The Yukpa people want to consolidate the governance and management of the territory, based on the guidance of the traditional authorities. This process will allow progress to be made towards expansion and further protection of the ICCA. The plan is to strengthen this management through the ICCA definition, so that the new generations know their cultural identity, and pass it onto their children and grandchildren.

Next steps

The future of this ICCA lies in guaranteeing the cultural dynamics of the Yukpa people in the Sokorpha reservation. It also relies on maintaining the management and conservation of the wider territory and the ‘Law of Origin’. The Law of Origin is understood as the relationship between nature and man, and the fostering of this relationship in subsequent generations. It is also the political and cultural support by which the Yukpa people regulate all their behaviours.

The Yukpa people need support to help them maintain and improve the protection of their territory, as well as mitigate threats that put the protection of natural resources and the life of the Yukpa people at risk. They also require support to help them manage the planned expansion of the ICCA, as well as their manage their sustainable food production programs. The latter especially will secure food sovereignty and allow them to identify, lead and manage green business opportunities.

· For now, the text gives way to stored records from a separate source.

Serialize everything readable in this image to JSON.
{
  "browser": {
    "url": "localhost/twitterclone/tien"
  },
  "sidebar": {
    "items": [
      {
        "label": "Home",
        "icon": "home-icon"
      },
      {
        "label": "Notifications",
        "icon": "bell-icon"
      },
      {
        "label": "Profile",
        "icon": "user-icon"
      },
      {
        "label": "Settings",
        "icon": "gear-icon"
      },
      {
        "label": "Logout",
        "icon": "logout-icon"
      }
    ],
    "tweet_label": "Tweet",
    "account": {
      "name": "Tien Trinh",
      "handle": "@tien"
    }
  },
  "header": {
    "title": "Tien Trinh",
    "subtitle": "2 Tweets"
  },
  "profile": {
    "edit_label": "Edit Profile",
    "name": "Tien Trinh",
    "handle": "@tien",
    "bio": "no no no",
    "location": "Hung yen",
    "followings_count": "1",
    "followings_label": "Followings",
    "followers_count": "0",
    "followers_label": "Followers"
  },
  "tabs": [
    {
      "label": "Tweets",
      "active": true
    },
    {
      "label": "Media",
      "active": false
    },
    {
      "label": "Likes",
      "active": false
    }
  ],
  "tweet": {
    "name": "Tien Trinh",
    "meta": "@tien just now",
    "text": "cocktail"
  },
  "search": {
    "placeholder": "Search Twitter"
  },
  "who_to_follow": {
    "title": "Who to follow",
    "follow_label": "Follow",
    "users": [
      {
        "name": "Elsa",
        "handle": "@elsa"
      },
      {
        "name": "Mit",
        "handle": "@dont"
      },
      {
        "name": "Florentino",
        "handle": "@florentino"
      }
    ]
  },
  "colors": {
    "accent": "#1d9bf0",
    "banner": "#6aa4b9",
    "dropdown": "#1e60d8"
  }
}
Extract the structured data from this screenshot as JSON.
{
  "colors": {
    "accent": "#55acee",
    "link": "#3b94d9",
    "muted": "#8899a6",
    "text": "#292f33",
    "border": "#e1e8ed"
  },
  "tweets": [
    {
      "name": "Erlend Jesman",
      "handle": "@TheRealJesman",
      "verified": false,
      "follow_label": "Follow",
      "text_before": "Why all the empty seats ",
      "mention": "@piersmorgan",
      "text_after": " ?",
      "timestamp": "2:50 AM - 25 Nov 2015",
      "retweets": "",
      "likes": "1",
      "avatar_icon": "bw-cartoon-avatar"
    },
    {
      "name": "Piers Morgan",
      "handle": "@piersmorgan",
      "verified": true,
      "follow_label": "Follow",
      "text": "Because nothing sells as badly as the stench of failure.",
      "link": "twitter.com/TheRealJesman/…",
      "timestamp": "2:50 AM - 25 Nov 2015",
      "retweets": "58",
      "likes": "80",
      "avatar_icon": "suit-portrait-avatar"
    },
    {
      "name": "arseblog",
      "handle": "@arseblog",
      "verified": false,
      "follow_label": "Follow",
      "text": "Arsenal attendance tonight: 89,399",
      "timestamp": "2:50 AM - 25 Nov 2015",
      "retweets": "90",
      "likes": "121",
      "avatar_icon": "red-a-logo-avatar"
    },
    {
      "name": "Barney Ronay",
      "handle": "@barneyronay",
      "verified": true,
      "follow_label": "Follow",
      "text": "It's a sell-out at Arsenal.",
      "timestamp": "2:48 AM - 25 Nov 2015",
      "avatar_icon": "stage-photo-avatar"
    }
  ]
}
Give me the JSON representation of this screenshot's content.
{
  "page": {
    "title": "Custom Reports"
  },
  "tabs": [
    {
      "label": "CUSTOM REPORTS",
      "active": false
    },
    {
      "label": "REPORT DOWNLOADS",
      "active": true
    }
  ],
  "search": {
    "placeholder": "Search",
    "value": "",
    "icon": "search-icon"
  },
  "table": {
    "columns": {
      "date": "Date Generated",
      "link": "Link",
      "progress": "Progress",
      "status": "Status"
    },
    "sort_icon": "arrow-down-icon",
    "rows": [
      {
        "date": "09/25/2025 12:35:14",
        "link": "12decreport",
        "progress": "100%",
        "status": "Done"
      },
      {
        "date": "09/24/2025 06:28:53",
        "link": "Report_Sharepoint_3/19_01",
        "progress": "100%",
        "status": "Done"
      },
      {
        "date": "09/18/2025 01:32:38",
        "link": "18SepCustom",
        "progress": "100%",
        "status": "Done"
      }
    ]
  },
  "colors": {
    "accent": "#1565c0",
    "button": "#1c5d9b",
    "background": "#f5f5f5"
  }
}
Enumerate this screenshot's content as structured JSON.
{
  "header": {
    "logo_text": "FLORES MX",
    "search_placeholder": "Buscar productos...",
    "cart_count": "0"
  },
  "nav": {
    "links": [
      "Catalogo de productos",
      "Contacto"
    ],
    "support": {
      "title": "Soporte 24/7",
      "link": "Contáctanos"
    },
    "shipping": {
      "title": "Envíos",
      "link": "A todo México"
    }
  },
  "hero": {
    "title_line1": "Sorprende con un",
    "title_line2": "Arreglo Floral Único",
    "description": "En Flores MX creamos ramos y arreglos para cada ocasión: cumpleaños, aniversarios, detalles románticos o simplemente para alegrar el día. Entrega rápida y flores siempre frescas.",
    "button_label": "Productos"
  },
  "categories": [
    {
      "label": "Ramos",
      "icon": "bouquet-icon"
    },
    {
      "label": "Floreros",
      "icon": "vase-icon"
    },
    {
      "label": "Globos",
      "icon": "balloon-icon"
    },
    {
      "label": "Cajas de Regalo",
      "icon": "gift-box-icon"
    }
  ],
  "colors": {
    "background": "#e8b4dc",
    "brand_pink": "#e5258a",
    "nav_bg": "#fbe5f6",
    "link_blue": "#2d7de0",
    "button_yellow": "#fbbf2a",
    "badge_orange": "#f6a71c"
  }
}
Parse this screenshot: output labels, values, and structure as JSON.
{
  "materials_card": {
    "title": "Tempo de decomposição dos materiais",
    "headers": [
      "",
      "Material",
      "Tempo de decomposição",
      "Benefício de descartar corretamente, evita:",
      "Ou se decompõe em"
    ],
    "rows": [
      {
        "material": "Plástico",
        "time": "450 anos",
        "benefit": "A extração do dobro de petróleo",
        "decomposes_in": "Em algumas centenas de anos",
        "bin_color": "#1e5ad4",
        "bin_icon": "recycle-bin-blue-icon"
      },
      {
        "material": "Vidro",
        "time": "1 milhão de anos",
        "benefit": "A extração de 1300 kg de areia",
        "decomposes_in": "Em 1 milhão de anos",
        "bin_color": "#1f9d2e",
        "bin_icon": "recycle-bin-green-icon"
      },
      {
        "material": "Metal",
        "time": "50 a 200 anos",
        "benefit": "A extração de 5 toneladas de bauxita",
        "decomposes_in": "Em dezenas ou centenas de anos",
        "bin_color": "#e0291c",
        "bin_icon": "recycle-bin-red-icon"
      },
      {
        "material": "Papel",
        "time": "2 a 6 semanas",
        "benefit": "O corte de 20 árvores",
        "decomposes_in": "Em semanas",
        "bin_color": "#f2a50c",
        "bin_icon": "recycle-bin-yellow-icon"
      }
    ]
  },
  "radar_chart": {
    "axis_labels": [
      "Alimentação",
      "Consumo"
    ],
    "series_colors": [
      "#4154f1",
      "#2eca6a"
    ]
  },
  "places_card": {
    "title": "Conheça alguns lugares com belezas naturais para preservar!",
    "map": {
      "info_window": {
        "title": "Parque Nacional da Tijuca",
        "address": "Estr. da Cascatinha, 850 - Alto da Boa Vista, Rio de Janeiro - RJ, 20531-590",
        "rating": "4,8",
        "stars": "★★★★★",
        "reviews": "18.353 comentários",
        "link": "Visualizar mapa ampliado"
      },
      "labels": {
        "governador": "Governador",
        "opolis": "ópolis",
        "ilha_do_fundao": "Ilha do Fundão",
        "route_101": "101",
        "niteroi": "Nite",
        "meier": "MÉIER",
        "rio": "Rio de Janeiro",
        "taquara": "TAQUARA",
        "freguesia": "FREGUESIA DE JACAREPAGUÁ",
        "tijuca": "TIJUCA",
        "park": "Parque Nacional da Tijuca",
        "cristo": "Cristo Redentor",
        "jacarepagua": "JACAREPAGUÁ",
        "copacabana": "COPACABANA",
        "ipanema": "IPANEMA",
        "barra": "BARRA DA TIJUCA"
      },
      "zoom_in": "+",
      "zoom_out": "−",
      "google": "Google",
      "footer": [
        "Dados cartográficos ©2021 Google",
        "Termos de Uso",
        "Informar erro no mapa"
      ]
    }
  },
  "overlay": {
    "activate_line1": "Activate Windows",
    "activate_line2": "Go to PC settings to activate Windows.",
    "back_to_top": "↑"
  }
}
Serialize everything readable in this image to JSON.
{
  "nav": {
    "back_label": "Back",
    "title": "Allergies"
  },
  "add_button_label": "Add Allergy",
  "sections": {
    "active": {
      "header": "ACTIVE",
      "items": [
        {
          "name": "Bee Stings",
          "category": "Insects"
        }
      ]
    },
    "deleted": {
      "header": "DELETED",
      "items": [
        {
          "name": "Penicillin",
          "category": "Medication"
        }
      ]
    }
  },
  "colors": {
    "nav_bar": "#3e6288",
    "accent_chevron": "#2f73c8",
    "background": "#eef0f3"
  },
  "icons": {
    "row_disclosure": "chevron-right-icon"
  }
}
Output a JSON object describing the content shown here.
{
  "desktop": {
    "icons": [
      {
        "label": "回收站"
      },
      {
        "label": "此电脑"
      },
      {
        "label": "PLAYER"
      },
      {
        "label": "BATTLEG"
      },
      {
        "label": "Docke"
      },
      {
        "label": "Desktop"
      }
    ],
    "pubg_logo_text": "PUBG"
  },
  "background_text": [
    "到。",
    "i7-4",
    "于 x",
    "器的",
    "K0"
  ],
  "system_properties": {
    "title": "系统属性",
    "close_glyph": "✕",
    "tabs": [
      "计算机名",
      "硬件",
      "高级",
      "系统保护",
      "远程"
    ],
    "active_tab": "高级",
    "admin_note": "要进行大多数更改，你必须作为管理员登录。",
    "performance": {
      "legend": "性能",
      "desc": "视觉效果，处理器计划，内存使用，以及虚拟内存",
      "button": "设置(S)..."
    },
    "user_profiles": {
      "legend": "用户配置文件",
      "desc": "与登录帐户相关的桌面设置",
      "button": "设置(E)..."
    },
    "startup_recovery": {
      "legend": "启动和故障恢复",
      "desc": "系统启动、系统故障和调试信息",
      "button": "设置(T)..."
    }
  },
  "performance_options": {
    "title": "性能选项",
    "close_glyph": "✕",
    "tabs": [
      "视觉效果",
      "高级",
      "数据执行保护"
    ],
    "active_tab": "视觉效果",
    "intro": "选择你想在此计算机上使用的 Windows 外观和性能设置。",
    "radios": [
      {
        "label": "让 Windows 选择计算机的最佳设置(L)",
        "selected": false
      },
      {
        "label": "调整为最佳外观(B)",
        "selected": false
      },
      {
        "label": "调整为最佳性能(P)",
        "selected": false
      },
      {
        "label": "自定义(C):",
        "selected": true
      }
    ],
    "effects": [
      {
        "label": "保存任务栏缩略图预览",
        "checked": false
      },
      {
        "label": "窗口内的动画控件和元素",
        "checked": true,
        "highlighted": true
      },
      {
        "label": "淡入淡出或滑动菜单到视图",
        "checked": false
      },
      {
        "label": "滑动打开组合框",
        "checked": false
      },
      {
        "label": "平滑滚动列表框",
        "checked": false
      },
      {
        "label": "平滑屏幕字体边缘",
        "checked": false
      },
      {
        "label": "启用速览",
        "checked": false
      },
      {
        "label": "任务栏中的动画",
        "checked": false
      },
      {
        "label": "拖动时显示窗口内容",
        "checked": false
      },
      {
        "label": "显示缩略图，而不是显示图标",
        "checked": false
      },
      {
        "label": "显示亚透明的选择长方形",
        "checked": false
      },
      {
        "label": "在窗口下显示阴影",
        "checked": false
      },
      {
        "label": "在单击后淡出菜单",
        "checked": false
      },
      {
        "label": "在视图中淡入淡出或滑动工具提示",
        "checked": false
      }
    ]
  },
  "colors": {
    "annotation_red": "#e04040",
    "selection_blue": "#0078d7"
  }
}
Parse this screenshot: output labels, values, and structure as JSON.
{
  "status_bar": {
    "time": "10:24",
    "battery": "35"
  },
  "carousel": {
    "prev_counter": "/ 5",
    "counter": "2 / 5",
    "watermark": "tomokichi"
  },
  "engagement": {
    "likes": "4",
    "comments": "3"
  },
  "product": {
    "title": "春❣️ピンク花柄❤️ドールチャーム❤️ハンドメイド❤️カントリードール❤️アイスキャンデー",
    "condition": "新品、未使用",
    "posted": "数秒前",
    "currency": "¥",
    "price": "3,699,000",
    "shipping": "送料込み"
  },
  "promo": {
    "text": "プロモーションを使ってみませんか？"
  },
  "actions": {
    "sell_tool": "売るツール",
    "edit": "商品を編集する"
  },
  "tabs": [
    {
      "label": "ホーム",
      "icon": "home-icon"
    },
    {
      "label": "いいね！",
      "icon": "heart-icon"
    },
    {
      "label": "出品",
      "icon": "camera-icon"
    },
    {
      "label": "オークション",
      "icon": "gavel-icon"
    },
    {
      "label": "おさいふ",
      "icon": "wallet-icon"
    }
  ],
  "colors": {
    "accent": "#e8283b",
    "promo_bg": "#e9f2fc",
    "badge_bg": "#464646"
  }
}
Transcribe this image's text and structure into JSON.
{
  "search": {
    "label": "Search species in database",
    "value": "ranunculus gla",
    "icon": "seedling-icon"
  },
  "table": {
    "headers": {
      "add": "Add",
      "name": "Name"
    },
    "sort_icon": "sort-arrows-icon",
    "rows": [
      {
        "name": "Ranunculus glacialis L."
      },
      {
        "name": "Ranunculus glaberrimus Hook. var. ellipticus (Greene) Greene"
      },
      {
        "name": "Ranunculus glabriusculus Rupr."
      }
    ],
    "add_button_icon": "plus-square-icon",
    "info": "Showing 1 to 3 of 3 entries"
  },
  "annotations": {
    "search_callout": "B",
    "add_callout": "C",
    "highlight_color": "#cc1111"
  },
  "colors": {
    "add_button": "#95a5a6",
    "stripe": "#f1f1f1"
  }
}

This case study was originally published by UNEP-WCMC in February 2021, and edited in January 2022. The content was provided by the custodians of this ICCA. The ICCA has been self-declared and has not yet been through a peer-review process to verify its status. More details on this process can be found here. The contents of this website do not necessarily reflect the views or policies of UN Environment Programme or WCMC